WORK INSTRUCTION: Reproduce the full listing that appears beneath this instruction exactly.

EXTRACTED RECORDS:
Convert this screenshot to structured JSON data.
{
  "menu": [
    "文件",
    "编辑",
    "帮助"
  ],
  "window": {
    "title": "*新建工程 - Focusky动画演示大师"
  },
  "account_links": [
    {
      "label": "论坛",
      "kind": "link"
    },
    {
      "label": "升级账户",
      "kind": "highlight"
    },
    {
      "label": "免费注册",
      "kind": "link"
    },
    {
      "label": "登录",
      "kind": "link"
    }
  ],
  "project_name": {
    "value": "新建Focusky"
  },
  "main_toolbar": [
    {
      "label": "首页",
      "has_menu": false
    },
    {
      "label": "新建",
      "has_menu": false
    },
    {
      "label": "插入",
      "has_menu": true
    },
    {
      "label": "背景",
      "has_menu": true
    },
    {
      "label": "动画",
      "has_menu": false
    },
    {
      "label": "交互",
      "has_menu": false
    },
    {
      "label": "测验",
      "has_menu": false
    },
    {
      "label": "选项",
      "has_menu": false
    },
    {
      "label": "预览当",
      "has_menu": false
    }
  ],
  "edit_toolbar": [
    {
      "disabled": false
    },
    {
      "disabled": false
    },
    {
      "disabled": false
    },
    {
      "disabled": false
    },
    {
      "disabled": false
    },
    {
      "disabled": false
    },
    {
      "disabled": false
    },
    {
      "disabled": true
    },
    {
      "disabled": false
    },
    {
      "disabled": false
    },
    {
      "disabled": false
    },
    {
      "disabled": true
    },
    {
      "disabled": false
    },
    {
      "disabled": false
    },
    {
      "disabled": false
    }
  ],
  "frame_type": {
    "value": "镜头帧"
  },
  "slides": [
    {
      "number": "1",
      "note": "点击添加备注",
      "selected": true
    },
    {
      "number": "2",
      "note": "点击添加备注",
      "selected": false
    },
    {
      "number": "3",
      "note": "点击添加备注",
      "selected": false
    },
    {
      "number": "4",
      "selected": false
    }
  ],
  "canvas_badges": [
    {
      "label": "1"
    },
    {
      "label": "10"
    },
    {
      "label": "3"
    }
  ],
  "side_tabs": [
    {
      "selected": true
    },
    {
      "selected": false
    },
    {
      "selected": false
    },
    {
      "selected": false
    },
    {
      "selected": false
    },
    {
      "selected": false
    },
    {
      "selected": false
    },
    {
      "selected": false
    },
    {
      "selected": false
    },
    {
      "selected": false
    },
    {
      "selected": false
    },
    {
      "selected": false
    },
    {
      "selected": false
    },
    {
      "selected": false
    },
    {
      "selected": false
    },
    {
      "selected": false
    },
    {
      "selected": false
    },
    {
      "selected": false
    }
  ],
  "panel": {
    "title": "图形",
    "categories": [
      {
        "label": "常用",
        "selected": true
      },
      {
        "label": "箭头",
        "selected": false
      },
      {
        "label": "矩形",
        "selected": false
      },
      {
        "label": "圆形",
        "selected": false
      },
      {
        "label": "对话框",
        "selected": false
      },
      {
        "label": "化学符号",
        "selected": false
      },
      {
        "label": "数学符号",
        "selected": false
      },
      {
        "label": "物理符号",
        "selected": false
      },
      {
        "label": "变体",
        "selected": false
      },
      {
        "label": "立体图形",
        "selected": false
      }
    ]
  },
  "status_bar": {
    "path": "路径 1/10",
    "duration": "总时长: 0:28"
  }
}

FINISHED TASK:
Convert this screenshot to structured JSON data.
{
  "menu": [
    "文件",
    "编辑",
    "帮助"
  ],
  "window": {
    "title": "*新建工程 - Focusky动画演示大师"
  },
  "account_links": [
    {
      "label": "论坛",
      "kind": "link"
    },
    {
      "label": "升级账户",
      "kind": "highlight"
    },
    {
      "label": "免费注册",
      "kind": "link"
    },
    {
      "label": "登录",
      "kind": "link"
    }
  ],
  "project_name": {
    "value": "新建Focusky"
  },
  "main_toolbar": [
    {
      "label": "首页",
      "has_menu": false
    },
    {
      "label": "新建",
      "has_menu": false
    },
    {
      "label": "插入",
      "has_menu": true
    },
    {
      "label": "背景",
      "has_menu": true
    },
    {
      "label": "动画",
      "has_menu": false
    },
    {
      "label": "交互",
      "has_menu": false
    },
    {
      "label": "测验",
      "has_menu": false
    },
    {
      "label": "选项",
      "has_menu": false
    },
    {
      "label": "预览当",
      "has_menu": false
    }
  ],
  "edit_toolbar": [
    {
      "disabled": false
    },
    {
      "disabled": false
    },
    {
      "disabled": false
    },
    {
      "disabled": false
    },
    {
      "disabled": false
    },
    {
      "disabled": false
    },
    {
      "disabled": false
    },
    {
      "disabled": true
    },
    {
      "disabled": false
    },
    {
      "disabled": false
    },
    {
      "disabled": false
    },
    {
      "disabled": true
    },
    {
      "disabled": false
    },
    {
      "disabled": false
    },
    {
      "disabled": false
    }
  ],
  "frame_type": {
    "value": "镜头帧"
  },
  "slides": [
    {
      "number": "1",
      "note": "点击添加备注",
      "selected": true
    },
    {
      "number": "2",
      "note": "点击添加备注",
      "selected": false
    },
    {
      "number": "3",
      "note": "点击添加备注",
      "selected": false
    },
    {
      "number": "4",
      "selected": false
    }
  ],
  "canvas_badges": [
    {
      "label": "1"
    },
    {
      "label": "10"
    },
    {
      "label": "3"
    }
  ],
  "side_tabs": [
    {
      "selected": true
    },
    {
      "selected": false
    },
    {
      "selected": false
    },
    {
      "selected": false
    },
    {
      "selected": false
    },
    {
      "selected": false
    },
    {
      "selected": false
    },
    {
      "selected": false
    },
    {
      "selected": false
    },
    {
      "selected": false
    },
    {
      "selected": false
    },
    {
      "selected": false
    },
    {
      "selected": false
    },
    {
      "selected": false
    },
    {
      "selected": false
    },
    {
      "selected": false
    },
    {
      "selected": false
    },
    {
      "selected": false
    }
  ],
  "panel": {
    "title": "图形",
    "categories": [
      {
        "label": "常用",
        "selected": true
      },
      {
        "label": "箭头",
        "selected": false
      },
      {
        "label": "矩形",
        "selected": false
      },
      {
        "label": "圆形",
        "selected": false
      },
      {
        "label": "对话框",
        "selected": false
      },
      {
        "label": "化学符号",
        "selected": false
      },
      {
        "label": "数学符号",
        "selected": false
      },
      {
        "label": "物理符号",
        "selected": false
      },
      {
        "label": "变体",
        "selected": false
      },
      {
        "label": "立体图形",
        "selected": false
      }
    ]
  },
  "status_bar": {
    "path": "路径 1/10",
    "duration": "总时长: 0:28"
  }
}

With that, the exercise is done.